Several serious events can lead to sudden vision loss. Fortunately, Annie was with a friend who recognized her problem… extreme dehydration. She’d just completed an intense cardio workout without water in an overly hot gym. With rest and lots of fluids, she recovered without permanent damage.
Although dehydration doesn’t often lead to sudden loss of sight, it’s still a serious problem… especially if you’re over the age of 50.
That’s because as we age, we begin to lose the ability to conserve water in our kidneys. That means we actually lose the ability to feel thirsty when we need water.
We need enough fluids to maintain our body temperature, regulate our blood pressure, and help get rid of waste. Symptoms might start with headaches, nausea, constipation, and fatigue. Then when dehydration worsens, it leads to muscle pain, confusion, kidney problems, infections, and even death.
As we’ve written before, you need to be properly hydrated before, during, and after a workout. Dehydration takes a toll on your kidneys and your muscles. Sometimes too little water can lead to rhabdomyolysis. That’s when your muscles break down and leak dangerous amounts of calcium into your bloodstream.
But how much water should you drink?
The standard in the medical world is to tell people to drink up to 64 ounces of water per day. The rule of thumb is eight 8-ounce glasses per day. However, I wrote several years back about how the history of the 64-ounces-a-day recommendation stemmed from research on people lost at sea – not the reality of a normal day.

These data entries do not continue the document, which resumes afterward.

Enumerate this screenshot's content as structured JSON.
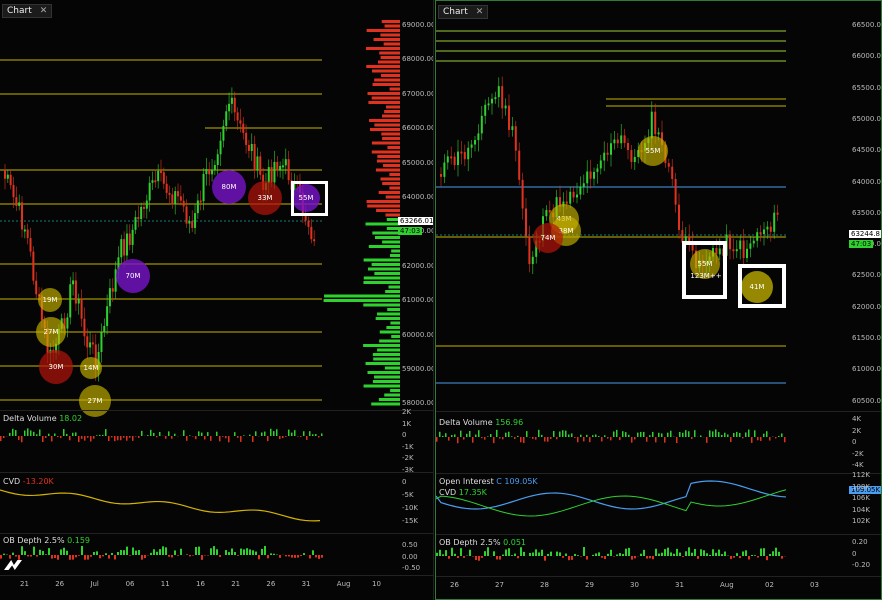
{
  "left": {
    "tab_label": "Chart",
    "price_ticks": [
      "69000.00",
      "68000.00",
      "67000.00",
      "66000.00",
      "65000.00",
      "64000.00",
      "63000.00",
      "62000.00",
      "61000.00",
      "60000.00",
      "59000.00",
      "58000.00"
    ],
    "last_price": "63266.01",
    "countdown": "47:03",
    "bubbles": [
      "19M",
      "27M",
      "30M",
      "14M",
      "27M",
      "70M",
      "80M",
      "33M",
      "55M"
    ],
    "delta": {
      "label": "Delta Volume",
      "value": "18.02",
      "ticks": [
        "2K",
        "1K",
        "0",
        "-1K",
        "-2K",
        "-3K"
      ]
    },
    "cvd": {
      "label": "CVD",
      "value": "-13.20K",
      "ticks": [
        "0",
        "-5K",
        "-10K",
        "-15K"
      ]
    },
    "ob": {
      "label": "OB Depth 2.5%",
      "value": "0.159",
      "ticks": [
        "0.50",
        "0.00",
        "-0.50"
      ]
    },
    "dates": [
      "21",
      "26",
      "Jul",
      "06",
      "11",
      "16",
      "21",
      "26",
      "31",
      "Aug",
      "10"
    ]
  },
  "right": {
    "tab_label": "Chart",
    "price_ticks": [
      "66500.00",
      "66000.00",
      "65500.00",
      "65000.00",
      "64500.00",
      "64000.00",
      "63500.00",
      "63000.00",
      "62500.00",
      "62000.00",
      "61500.00",
      "61000.00",
      "60500.00"
    ],
    "last_price": "63244.8",
    "countdown": "47:03",
    "bubbles": [
      "43M",
      "38M",
      "74M",
      "55M",
      "55M",
      "123M++",
      "41M"
    ],
    "delta": {
      "label": "Delta Volume",
      "value": "156.96",
      "ticks": [
        "4K",
        "2K",
        "0",
        "-2K",
        "-4K"
      ]
    },
    "oi": {
      "label": "Open Interest",
      "value": "C 109.05K",
      "tag": "109.05K",
      "ticks": [
        "112K",
        "108K",
        "106K",
        "104K",
        "102K"
      ]
    },
    "cvd": {
      "label": "CVD",
      "value": "17.35K"
    },
    "ob": {
      "label": "OB Depth 2.5%",
      "value": "0.051",
      "ticks": [
        "0.20",
        "0",
        "-0.20"
      ]
    },
    "dates": [
      "26",
      "27",
      "28",
      "29",
      "30",
      "31",
      "Aug",
      "02",
      "03"
    ]
  },
  "colors": {
    "up": "#2fd12f",
    "down": "#e0321e",
    "level": "#c8b400",
    "cvd": "#d4b400",
    "oi": "#4a9df0"
  }
}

Now… a 2012 water study showed that drinking 34 ounces of water a day lowers the risk of developing high blood sugar. That’s about one liter, or four to four and a half cups of water a day. The study found that people who drank 34 ounces of water per day were 21% less likely to develop high blood sugar than people who drank 16 ounces or less per day.
Researchers think dehydration causes an increase in a hormone called vasopressin. It triggers blood-sugar production in your liver, raising your blood-sugar levels.

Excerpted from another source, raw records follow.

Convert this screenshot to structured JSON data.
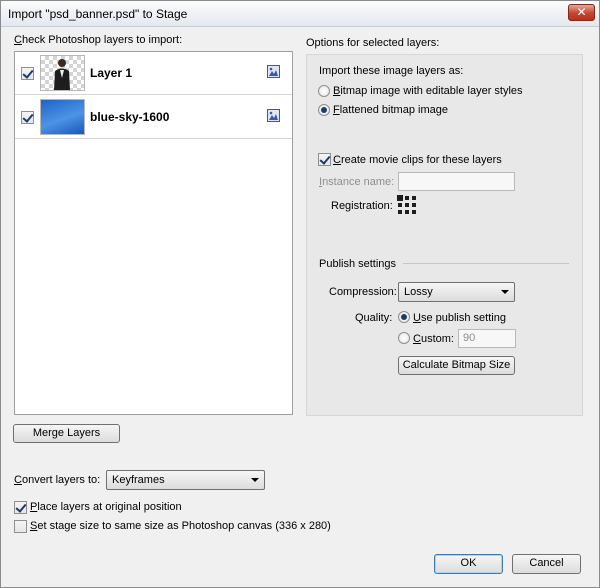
{
  "window": {
    "title": "Import \"psd_banner.psd\" to Stage",
    "close_glyph": "✕"
  },
  "layers_section": {
    "label_prefix": "C",
    "label_rest": "heck Photoshop layers to import:",
    "layers": [
      {
        "name": "Layer 1",
        "checked": true,
        "thumbnail_icon": "person-silhouette-icon"
      },
      {
        "name": "blue-sky-1600",
        "checked": true,
        "thumbnail_icon": "blue-sky-image-icon"
      }
    ]
  },
  "merge_button": "Merge Layers",
  "options": {
    "heading": "Options for selected layers:",
    "import_as_label": "Import these image layers as:",
    "radio_editable_prefix": "B",
    "radio_editable_rest": "itmap image with editable layer styles",
    "radio_flattened_prefix": "F",
    "radio_flattened_rest": "lattened bitmap image",
    "create_movie_clips_prefix": "C",
    "create_movie_clips_rest": "reate movie clips for these layers",
    "instance_name_prefix": "I",
    "instance_name_rest": "nstance name:",
    "instance_name_value": "",
    "registration_label": "Registration:",
    "publish_settings_heading": "Publish settings",
    "compression_prefix": "Compression:",
    "compression_value": "Lossy",
    "quality_label": "Quality:",
    "quality_publish_prefix": "U",
    "quality_publish_rest": "se publish setting",
    "quality_custom_prefix": "C",
    "quality_custom_rest": "ustom:",
    "quality_custom_value": "90",
    "calc_button": "Calculate Bitmap Size"
  },
  "convert": {
    "label_prefix": "C",
    "label_rest": "onvert layers to:",
    "value": "Keyframes"
  },
  "place_original": {
    "prefix": "P",
    "rest": "lace layers at original position",
    "checked": true
  },
  "stage_size": {
    "prefix": "S",
    "rest": "et stage size to same size as Photoshop canvas (336 x 280)",
    "checked": false
  },
  "ok_button": "OK",
  "cancel_button": "Cancel"
}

In more recent tests though, researchers demonstrated that folks respond differently to water intake. Some hit dehydration levels sooner than others, despite similar fluid-intake levels. The range was anywhere from one liter to more than seven liters.
The bottom line is to make sure you’re getting enough for you.
The important thing to remember is this: if you’ve over 50, make it a habit to drink plenty of fluids. Remember, too, that caffeine, certain medications (like diuretics), and chronic illnesses like diabetes require extra care for hydration.
When you’re trying to stay hydrated, here are five key points to keep in mind:
1) Always drink plenty of water when you exercise. You want to pace yourself and rehydrate as you go. If it’s excessively warm where you’re exercising, use caution to avoid overheating.
2) If you feel hungry, it could be a trigger that you’re thirsty. Sometimes dehydration causes a part of our brain – the hypothalamus – to misfire and make us feel hungry instead of thirsty. If you feel hunger pains, try drinking a full glass of water and waiting about 20 minutes. If it’s from dehydration, the hunger should pass.
3) If you get headaches, try a glass or two of water. Headaches are a more recognized symptom of dehydration than thirst. In fact, dehydration is a common trigger not just for regular headaches, but for migraines, too.
4) Don’t forget that fluids come from food, too. Foods with higher fluid content help you get the fluids you need. Foods that are at least 80% water include strawberries, watermelon, spinach, cabbage, carrots, oranges, and yogurt.
Keep in mind though, older folks might not finish meals or might have problems swallowing. That means if food is a bigger source of fluids, they won’t meet their needed amounts.
5) Figure out bathroom plans. This is an uncomfortable subject, but sometimes older folks won’t drink because it’s too difficult for them to use the bathroom. Mobility issues can prevent easy access and further complications like bedpans or catheters can make it much worse.
If you or someone you know has any of these problems, be open about it. Get the proper help from caregivers or install proper safety features to aid with bathroom use.
Following these tips and making sure you’re on top of your hydration will save you from pain and complications due to dehydration.
- Signs of dehydration in older folks.
- Something different: An incredible advancement for brain science.
Here’s to our health, wealth, and a great retirement,
Dr. David Eifrig and the Retirement Millionaire Daily Research Team
Las Vegas, Nevada
September 28, 2017